WHAT THE EXERCISE ASKS » Below are some records. Copy every line in them that holds "Recebimento".

EXTRACTED INFORMATION »
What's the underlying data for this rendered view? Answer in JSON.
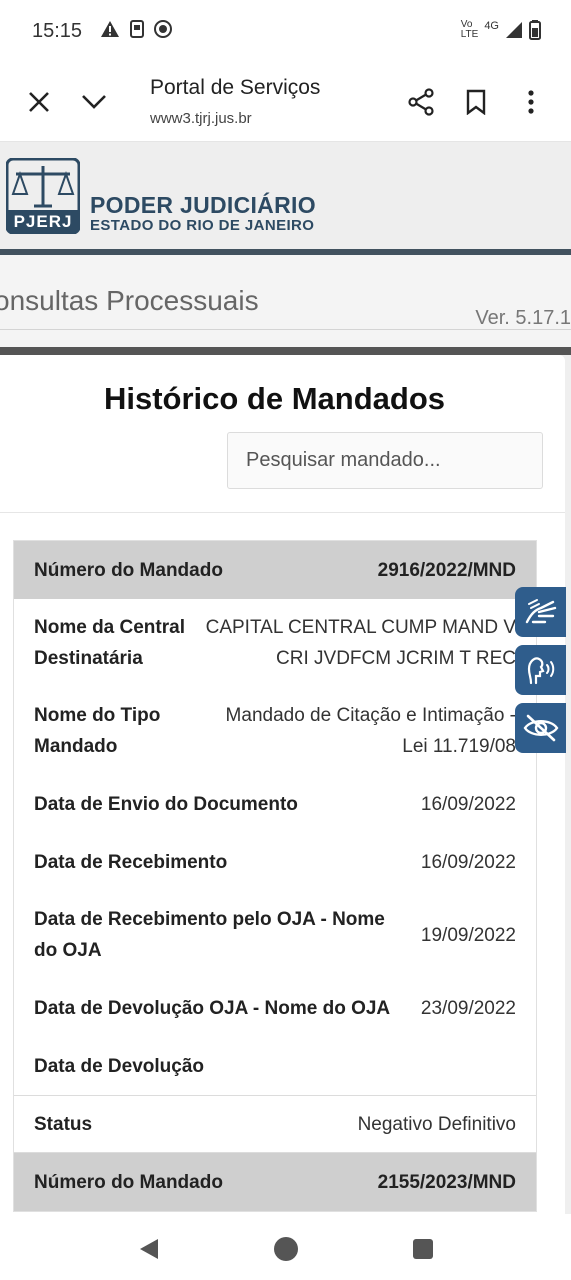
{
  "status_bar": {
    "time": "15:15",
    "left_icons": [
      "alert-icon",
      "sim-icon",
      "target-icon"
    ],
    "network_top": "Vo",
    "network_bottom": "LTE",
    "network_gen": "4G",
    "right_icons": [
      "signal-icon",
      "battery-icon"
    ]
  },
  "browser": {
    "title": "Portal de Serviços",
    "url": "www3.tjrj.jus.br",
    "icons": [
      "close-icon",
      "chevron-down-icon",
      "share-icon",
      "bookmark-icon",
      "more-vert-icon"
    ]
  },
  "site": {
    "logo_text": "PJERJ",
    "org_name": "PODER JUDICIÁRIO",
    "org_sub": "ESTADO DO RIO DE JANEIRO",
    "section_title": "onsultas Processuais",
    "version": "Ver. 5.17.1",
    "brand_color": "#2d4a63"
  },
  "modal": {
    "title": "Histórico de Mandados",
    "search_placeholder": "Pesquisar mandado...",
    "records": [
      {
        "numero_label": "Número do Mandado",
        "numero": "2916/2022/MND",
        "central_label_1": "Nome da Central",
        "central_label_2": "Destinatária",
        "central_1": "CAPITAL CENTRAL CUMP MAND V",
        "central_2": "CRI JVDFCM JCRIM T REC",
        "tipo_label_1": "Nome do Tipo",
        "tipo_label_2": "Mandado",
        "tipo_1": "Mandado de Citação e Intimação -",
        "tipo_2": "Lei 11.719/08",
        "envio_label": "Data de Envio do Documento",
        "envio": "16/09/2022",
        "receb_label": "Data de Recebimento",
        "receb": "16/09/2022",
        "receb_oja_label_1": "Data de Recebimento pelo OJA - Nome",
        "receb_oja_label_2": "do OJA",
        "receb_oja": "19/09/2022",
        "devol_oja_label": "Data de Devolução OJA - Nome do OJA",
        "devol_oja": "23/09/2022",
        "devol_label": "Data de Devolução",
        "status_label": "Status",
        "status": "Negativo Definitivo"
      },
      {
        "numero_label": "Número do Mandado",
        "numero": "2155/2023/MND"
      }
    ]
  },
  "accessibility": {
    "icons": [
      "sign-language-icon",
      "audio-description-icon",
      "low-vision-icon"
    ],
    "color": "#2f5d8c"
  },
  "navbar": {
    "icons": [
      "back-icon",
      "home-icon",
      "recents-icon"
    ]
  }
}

SOLVED EXERCISE »
        "receb_label": "Data de Recebimento",
        "receb_oja_label_1": "Data de Recebimento pelo OJA - Nome",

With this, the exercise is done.